Nov. 9, 2016: This story has been updated.
Despite an aggressive financial push from Democrats, Republicans cemented their dominance of the nation’s governors’ mansions in elections Tuesday, ending the night with their highest number of governorships since 1922.
The GOP flipped control of state executives in Missouri, Vermont and New Hampshire as of early Wednesday.

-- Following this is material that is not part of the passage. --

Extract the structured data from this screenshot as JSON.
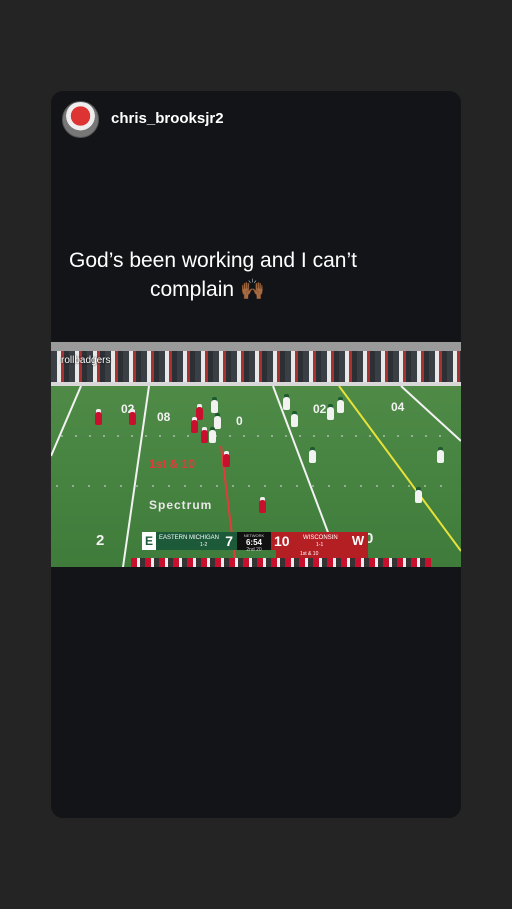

That means the party will hold the governors’ offices in at least 33 states, up from 31. In a stunning night for Democrats on the national stage, these additional losses pushed the party further into the political wilderness in the states, where they have been struggling to compete for years.

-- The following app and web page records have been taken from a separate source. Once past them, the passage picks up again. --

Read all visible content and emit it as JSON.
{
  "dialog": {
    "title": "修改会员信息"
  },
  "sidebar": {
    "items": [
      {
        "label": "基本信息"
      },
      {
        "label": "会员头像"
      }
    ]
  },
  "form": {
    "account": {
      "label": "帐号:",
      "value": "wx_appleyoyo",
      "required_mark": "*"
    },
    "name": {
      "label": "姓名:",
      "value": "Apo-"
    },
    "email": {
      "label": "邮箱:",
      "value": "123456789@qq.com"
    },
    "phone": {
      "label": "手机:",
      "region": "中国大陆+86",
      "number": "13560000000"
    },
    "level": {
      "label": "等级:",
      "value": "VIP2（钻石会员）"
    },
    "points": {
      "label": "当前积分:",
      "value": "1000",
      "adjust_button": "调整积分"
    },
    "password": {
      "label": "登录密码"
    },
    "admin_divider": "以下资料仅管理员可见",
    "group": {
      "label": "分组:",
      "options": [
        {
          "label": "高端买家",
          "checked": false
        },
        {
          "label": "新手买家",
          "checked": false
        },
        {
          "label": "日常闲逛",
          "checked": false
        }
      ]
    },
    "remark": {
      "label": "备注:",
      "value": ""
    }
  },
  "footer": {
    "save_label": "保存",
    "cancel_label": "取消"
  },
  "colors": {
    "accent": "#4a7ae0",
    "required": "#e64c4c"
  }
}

Defending eight of the 12 governorships on the ballot Tuesday, Democratic candidates and the political groups backing them narrowly outspent Republicans on TV ads by about $2.5 million, according to a Center for Public Integrity analysis of data from media tracker Kantar Media/CMAG. That’s a reversal from 2012, when Republican candidates and committees outspent Democrats by more than $20 million.
Democrats were trying to play catch-up with the fundraising heavyweights of the GOP. Spending on TV ads was only a part of their campaign strategy, to be sure, but those commercials play a critical role in shaping public opinion.

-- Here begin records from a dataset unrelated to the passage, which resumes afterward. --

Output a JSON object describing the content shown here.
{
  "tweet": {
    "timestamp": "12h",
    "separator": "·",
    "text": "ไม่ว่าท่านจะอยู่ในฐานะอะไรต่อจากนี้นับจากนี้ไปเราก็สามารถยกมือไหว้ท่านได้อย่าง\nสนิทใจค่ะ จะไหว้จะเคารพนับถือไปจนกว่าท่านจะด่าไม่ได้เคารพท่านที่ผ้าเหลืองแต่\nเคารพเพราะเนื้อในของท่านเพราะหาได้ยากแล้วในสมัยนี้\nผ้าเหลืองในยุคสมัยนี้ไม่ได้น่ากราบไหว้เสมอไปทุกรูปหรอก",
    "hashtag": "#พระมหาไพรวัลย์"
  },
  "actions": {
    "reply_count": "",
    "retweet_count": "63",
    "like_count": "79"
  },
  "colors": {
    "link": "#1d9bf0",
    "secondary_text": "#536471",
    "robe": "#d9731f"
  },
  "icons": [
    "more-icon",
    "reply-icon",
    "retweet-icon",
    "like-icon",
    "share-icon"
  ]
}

Just three seats were considered safe for Democrats, who had to defend governorships in five of the seven most competitive races, including contests in states Obama lost in 2012 that Donald Trump would go on to win: West Virginia, Montana and Missouri.
North Carolina remained a lone spot of hope for the party that sought to flip it from Republican control. Democratic ad spending topped $19 million in the state — more than one-quarter of the $65 million Democrats spent nationally on governors’ races in 2016. As of early Wednesday, the too-close-to-call race could be headed to a recount, though Democrat Roy Cooper had claimed victory.